The technology to be used in this project is based on the introduction of plant fibre-based systems (Biorolls) into the land that break the lines of water run-off, acting as a filter, retaining the nitrates and much of the solids that are dragged along, thus largely preventing the recipient waters from getting polluted and minimising the processes of erosion and the loss of fertile soil.

These filters are also useful for seeds or plants, which use these structures as both a support mechanism and substrate. In this way, the biorolls are fixed into the earth, forming a stable, ecological and biodegradable system that will end up forming part of the land itself.

To accelerate the development of vegetation and to improve their effectiveness, the biorolls can be revegetated with native nitrophilous plants and many secondary roots that can fix the land in place and assimilate the nitrogen they have retained, contributing to greater performance.

In parallel, the cost-efficiency of this technology and the different models raised is calculated, as well as demonstrating their different environmental and economic benefits.

This system can eliminate nitrates through three different mechanisms:

–    Growth of nitrophilous vegetation both naturally and by crops.
–    Development of denitrifying bacteria associated with plant roots.
–    Retention in the sediment filters where those compounds have previously been fixed.

According to recent studies, the same type of filters as those proposed in this project can eliminate an average of up to 50% of the nutrients dissolved in run-off water

The chosen methodology establishes a total of 20 sample points in the microbasins treated with filters, as well as 2 witness points to carry out the relevant comparisons.

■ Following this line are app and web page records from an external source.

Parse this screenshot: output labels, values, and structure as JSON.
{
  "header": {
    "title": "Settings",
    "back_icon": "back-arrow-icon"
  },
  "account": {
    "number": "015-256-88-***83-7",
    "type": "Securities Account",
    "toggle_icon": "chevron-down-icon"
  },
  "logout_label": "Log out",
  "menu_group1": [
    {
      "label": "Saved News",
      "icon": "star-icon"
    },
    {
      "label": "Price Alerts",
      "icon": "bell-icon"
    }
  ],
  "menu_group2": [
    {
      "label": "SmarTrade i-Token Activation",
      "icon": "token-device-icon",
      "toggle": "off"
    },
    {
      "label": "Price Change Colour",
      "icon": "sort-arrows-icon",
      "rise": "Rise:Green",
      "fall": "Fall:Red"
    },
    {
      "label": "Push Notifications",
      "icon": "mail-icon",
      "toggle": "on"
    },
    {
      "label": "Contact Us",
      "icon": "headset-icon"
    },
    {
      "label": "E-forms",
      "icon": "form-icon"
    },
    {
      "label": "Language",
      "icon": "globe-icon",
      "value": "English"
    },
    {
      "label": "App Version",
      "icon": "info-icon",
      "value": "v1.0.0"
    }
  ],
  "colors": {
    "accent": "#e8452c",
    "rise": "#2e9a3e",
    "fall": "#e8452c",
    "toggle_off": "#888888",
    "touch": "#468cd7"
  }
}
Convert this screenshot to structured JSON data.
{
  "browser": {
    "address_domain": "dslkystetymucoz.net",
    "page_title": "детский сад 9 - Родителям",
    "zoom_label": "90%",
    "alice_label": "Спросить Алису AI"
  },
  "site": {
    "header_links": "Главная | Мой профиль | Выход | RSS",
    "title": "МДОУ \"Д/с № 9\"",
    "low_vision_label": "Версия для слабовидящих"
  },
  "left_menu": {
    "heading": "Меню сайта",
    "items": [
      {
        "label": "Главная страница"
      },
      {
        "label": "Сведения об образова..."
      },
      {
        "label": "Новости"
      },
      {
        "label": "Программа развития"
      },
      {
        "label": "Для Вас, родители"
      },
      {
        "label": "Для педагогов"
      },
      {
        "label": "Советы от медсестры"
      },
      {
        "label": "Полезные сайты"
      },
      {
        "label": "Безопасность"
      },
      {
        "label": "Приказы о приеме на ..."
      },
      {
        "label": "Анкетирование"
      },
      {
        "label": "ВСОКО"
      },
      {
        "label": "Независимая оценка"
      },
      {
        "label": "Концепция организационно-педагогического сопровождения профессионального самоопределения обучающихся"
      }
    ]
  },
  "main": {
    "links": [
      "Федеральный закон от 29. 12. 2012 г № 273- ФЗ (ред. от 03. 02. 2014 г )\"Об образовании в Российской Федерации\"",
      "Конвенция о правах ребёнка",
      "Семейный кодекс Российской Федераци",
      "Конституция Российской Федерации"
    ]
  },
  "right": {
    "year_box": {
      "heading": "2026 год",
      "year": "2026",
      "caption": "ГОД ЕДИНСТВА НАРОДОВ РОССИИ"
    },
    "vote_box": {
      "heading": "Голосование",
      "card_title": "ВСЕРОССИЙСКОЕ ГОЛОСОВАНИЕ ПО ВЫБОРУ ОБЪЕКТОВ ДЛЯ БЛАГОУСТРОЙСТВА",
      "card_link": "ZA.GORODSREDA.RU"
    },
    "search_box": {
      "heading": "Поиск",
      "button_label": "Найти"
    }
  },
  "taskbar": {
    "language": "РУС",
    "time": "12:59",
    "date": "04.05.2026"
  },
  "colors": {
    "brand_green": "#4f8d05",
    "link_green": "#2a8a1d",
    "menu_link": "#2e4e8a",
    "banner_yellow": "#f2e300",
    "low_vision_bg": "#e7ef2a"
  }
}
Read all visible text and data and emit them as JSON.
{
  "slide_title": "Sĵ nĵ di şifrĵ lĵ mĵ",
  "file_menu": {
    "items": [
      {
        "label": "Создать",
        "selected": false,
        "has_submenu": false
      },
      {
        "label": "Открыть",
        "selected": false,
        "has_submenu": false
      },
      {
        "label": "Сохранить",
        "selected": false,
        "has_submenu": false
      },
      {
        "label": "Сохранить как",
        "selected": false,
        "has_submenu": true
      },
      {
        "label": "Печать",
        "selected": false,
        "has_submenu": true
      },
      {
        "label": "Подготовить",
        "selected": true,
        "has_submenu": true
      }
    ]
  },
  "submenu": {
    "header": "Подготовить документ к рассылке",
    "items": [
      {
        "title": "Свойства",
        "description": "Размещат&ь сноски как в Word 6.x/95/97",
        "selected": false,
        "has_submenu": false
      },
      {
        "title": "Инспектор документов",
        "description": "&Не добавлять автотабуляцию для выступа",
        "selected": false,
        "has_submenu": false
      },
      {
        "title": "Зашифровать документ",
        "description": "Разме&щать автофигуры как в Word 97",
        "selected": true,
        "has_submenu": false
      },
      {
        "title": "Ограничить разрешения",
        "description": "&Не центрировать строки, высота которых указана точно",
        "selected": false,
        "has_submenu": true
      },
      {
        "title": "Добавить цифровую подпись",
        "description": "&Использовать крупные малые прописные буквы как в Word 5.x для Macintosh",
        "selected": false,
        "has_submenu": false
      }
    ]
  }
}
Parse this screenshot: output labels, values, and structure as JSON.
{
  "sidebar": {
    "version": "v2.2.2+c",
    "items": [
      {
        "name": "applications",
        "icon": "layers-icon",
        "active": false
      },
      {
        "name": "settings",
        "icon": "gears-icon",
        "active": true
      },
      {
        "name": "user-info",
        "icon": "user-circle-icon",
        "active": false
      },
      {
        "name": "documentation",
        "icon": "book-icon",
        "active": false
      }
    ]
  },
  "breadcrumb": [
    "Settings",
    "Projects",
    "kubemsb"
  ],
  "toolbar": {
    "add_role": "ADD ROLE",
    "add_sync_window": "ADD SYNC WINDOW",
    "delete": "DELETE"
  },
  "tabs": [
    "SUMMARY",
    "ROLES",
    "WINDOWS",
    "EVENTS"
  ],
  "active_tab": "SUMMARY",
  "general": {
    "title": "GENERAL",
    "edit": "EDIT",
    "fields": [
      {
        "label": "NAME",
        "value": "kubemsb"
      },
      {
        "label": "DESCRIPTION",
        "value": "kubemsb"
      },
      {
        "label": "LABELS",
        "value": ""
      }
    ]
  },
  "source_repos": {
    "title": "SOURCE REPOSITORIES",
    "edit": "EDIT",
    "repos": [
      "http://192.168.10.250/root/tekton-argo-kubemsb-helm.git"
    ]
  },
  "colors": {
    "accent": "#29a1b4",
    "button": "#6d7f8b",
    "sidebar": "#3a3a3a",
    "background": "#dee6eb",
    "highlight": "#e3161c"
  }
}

Depending on the slope of the land and the depth of the gully, different sized filters are placed in parallel at different distances and combined (or not) with flexible gabions. A range of nitrophilous plant species are planted in the filters, choosing the most suitable to the nature of the environment in question.